## WHAT YOU HAVE TO DO
Each line of the listing below should be restated word for word.

## MATERIAL FOR THE TASK

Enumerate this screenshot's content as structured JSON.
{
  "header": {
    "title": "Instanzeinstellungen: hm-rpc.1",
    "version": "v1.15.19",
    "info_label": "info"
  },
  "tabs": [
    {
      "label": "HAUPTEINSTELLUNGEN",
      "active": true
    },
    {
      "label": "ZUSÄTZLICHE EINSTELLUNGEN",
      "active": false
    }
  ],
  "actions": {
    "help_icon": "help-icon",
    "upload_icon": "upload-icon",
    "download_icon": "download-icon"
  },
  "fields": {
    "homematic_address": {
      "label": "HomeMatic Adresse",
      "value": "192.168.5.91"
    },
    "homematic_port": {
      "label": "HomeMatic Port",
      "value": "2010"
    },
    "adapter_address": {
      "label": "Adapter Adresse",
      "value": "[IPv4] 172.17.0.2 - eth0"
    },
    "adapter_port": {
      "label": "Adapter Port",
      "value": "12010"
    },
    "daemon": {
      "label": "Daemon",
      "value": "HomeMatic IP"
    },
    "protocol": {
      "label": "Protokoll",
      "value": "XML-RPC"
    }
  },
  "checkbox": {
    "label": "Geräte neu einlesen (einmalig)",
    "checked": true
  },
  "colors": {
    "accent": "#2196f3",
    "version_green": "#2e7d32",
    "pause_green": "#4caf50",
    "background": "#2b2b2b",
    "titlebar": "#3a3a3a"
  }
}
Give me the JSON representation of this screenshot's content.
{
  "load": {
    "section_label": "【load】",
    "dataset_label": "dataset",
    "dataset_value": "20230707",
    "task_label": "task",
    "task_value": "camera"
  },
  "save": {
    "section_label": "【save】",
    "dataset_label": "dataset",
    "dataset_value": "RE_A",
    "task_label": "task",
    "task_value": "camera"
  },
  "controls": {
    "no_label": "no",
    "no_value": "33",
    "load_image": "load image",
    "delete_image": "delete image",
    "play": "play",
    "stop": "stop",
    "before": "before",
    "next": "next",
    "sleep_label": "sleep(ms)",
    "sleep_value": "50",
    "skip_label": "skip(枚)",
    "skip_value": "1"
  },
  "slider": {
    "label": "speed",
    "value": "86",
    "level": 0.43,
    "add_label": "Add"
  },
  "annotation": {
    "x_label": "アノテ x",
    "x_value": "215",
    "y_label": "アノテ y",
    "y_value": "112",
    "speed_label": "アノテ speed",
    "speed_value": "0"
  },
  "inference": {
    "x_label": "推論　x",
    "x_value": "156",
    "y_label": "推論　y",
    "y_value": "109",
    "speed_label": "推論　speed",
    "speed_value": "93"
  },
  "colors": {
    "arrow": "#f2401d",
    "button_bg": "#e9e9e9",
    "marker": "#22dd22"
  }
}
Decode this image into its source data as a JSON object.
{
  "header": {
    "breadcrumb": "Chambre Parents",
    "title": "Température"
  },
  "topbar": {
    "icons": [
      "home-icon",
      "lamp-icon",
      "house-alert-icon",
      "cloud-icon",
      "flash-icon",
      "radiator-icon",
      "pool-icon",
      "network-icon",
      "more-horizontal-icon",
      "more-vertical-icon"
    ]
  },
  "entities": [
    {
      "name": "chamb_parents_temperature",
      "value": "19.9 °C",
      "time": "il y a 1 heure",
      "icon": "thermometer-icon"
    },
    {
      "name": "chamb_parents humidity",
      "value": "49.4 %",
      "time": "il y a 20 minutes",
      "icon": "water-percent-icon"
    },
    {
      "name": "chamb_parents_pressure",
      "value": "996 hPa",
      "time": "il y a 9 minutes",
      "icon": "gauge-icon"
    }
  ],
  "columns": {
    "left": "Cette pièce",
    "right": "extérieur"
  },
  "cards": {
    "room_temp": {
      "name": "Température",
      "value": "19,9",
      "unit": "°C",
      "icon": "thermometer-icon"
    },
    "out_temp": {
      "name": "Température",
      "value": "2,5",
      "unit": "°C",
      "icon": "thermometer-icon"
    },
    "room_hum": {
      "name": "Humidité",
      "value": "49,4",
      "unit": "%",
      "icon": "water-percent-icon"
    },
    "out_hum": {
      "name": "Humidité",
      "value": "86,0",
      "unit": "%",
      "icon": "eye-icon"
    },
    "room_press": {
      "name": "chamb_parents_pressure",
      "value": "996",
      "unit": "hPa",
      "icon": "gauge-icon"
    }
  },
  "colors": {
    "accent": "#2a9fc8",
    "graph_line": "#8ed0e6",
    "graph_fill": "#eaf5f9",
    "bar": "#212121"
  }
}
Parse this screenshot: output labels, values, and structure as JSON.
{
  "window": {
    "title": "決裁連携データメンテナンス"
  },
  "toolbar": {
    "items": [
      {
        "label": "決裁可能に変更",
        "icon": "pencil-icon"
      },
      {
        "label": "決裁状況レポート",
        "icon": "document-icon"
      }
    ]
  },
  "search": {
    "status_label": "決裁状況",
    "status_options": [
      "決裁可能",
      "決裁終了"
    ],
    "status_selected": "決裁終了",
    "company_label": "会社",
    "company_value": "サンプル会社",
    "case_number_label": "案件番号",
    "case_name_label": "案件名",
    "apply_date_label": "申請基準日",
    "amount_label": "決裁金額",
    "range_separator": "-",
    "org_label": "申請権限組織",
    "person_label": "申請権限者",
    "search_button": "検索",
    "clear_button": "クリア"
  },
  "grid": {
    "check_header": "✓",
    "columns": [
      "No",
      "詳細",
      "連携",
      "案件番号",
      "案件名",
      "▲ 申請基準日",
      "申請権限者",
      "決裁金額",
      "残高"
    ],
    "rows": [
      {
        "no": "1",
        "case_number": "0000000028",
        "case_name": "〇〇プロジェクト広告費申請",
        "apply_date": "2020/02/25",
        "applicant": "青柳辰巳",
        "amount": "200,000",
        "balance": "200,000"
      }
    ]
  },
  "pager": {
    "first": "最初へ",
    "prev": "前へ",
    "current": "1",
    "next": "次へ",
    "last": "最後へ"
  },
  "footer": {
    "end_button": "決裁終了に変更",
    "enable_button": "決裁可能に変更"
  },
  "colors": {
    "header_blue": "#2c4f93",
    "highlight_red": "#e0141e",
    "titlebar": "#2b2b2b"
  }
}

## YOUR SOLUTION
Enumerate this screenshot's content as structured JSON.
{
  "header": {
    "title": "Instanzeinstellungen: hm-rpc.1",
    "version": "v1.15.19",
    "info_label": "info"
  },
  "tabs": [
    {
      "label": "HAUPTEINSTELLUNGEN",
      "active": true
    },
    {
      "label": "ZUSÄTZLICHE EINSTELLUNGEN",
      "active": false
    }
  ],
  "actions": {
    "help_icon": "help-icon",
    "upload_icon": "upload-icon",
    "download_icon": "download-icon"
  },
  "fields": {
    "homematic_address": {
      "label": "HomeMatic Adresse",
      "value": "192.168.5.91"
    },
    "homematic_port": {
      "label": "HomeMatic Port",
      "value": "2010"
    },
    "adapter_address": {
      "label": "Adapter Adresse",
      "value": "[IPv4] 172.17.0.2 - eth0"
    },
    "adapter_port": {
      "label": "Adapter Port",
      "value": "12010"
    },
    "daemon": {
      "label": "Daemon",
      "value": "HomeMatic IP"
    },
    "protocol": {
      "label": "Protokoll",
      "value": "XML-RPC"
    }
  },
  "checkbox": {
    "label": "Geräte neu einlesen (einmalig)",
    "checked": true
  },
  "colors": {
    "accent": "#2196f3",
    "version_green": "#2e7d32",
    "pause_green": "#4caf50",
    "background": "#2b2b2b",
    "titlebar": "#3a3a3a"
  }
}
Give me the JSON representation of this screenshot's content.
{
  "load": {
    "section_label": "【load】",
    "dataset_label": "dataset",
    "dataset_value": "20230707",
    "task_label": "task",
    "task_value": "camera"
  },
  "save": {
    "section_label": "【save】",
    "dataset_label": "dataset",
    "dataset_value": "RE_A",
    "task_label": "task",
    "task_value": "camera"
  },
  "controls": {
    "no_label": "no",
    "no_value": "33",
    "load_image": "load image",
    "delete_image": "delete image",
    "play": "play",
    "stop": "stop",
    "before": "before",
    "next": "next",
    "sleep_label": "sleep(ms)",
    "sleep_value": "50",
    "skip_label": "skip(枚)",
    "skip_value": "1"
  },
  "slider": {
    "label": "speed",
    "value": "86",
    "level": 0.43,
    "add_label": "Add"
  },
  "annotation": {
    "x_label": "アノテ x",
    "x_value": "215",
    "y_label": "アノテ y",
    "y_value": "112",
    "speed_label": "アノテ speed",
    "speed_value": "0"
  },
  "inference": {
    "x_label": "推論　x",
    "x_value": "156",
    "y_label": "推論　y",
    "y_value": "109",
    "speed_label": "推論　speed",
    "speed_value": "93"
  },
  "colors": {
    "arrow": "#f2401d",
    "button_bg": "#e9e9e9",
    "marker": "#22dd22"
  }
}
Decode this image into its source data as a JSON object.
{
  "header": {
    "breadcrumb": "Chambre Parents",
    "title": "Température"
  },
  "topbar": {
    "icons": [
      "home-icon",
      "lamp-icon",
      "house-alert-icon",
      "cloud-icon",
      "flash-icon",
      "radiator-icon",
      "pool-icon",
      "network-icon",
      "more-horizontal-icon",
      "more-vertical-icon"
    ]
  },
  "entities": [
    {
      "name": "chamb_parents_temperature",
      "value": "19.9 °C",
      "time": "il y a 1 heure",
      "icon": "thermometer-icon"
    },
    {
      "name": "chamb_parents humidity",
      "value": "49.4 %",
      "time": "il y a 20 minutes",
      "icon": "water-percent-icon"
    },
    {
      "name": "chamb_parents_pressure",
      "value": "996 hPa",
      "time": "il y a 9 minutes",
      "icon": "gauge-icon"
    }
  ],
  "columns": {
    "left": "Cette pièce",
    "right": "extérieur"
  },
  "cards": {
    "room_temp": {
      "name": "Température",
      "value": "19,9",
      "unit": "°C",
      "icon": "thermometer-icon"
    },
    "out_temp": {
      "name": "Température",
      "value": "2,5",
      "unit": "°C",
      "icon": "thermometer-icon"
    },
    "room_hum": {
      "name": "Humidité",
      "value": "49,4",
      "unit": "%",
      "icon": "water-percent-icon"
    },
    "out_hum": {
      "name": "Humidité",
      "value": "86,0",
      "unit": "%",
      "icon": "eye-icon"
    },
    "room_press": {
      "name": "chamb_parents_pressure",
      "value": "996",
      "unit": "hPa",
      "icon": "gauge-icon"
    }
  },
  "colors": {
    "accent": "#2a9fc8",
    "graph_line": "#8ed0e6",
    "graph_fill": "#eaf5f9",
    "bar": "#212121"
  }
}
Parse this screenshot: output labels, values, and structure as JSON.
{
  "window": {
    "title": "決裁連携データメンテナンス"
  },
  "toolbar": {
    "items": [
      {
        "label": "決裁可能に変更",
        "icon": "pencil-icon"
      },
      {
        "label": "決裁状況レポート",
        "icon": "document-icon"
      }
    ]
  },
  "search": {
    "status_label": "決裁状況",
    "status_options": [
      "決裁可能",
      "決裁終了"
    ],
    "status_selected": "決裁終了",
    "company_label": "会社",
    "company_value": "サンプル会社",
    "case_number_label": "案件番号",
    "case_name_label": "案件名",
    "apply_date_label": "申請基準日",
    "amount_label": "決裁金額",
    "range_separator": "-",
    "org_label": "申請権限組織",
    "person_label": "申請権限者",
    "search_button": "検索",
    "clear_button": "クリア"
  },
  "grid": {
    "check_header": "✓",
    "columns": [
      "No",
      "詳細",
      "連携",
      "案件番号",
      "案件名",
      "▲ 申請基準日",
      "申請権限者",
      "決裁金額",
      "残高"
    ],
    "rows": [
      {
        "no": "1",
        "case_number": "0000000028",
        "case_name": "〇〇プロジェクト広告費申請",
        "apply_date": "2020/02/25",
        "applicant": "青柳辰巳",
        "amount": "200,000",
        "balance": "200,000"
      }
    ]
  },
  "pager": {
    "first": "最初へ",
    "prev": "前へ",
    "current": "1",
    "next": "次へ",
    "last": "最後へ"
  },
  "footer": {
    "end_button": "決裁終了に変更",
    "enable_button": "決裁可能に変更"
  },
  "colors": {
    "header_blue": "#2c4f93",
    "highlight_red": "#e0141e",
    "titlebar": "#2b2b2b"
  }
}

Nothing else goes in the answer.